Provided data START
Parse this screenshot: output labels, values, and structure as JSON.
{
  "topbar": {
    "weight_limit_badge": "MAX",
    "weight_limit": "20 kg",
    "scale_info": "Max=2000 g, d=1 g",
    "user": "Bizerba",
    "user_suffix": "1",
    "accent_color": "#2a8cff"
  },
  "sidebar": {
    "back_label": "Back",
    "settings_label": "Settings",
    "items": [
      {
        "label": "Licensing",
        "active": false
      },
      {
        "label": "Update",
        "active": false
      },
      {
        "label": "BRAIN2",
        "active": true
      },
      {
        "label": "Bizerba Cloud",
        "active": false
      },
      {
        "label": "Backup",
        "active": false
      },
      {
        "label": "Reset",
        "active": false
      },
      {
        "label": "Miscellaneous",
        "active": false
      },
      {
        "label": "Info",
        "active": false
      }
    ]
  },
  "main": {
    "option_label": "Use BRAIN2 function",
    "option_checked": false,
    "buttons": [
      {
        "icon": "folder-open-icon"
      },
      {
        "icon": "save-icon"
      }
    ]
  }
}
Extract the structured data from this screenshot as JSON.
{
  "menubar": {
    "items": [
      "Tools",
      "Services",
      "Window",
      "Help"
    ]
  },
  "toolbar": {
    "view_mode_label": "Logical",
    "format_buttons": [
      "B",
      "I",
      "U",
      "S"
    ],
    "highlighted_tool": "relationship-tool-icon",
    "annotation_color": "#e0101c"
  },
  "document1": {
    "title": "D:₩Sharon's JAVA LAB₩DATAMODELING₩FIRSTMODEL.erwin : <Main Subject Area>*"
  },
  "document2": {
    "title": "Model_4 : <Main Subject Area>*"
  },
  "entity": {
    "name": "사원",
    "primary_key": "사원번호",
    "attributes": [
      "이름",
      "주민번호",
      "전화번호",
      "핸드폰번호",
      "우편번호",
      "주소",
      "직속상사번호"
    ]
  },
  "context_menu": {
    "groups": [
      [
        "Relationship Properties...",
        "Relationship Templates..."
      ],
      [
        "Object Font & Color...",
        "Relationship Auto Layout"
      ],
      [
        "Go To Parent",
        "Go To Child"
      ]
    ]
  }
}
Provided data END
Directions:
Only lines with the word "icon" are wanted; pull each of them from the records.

Solution for this task:
        "icon": "folder-open-icon"
        "icon": "save-icon"
    "highlighted_tool": "relationship-tool-icon",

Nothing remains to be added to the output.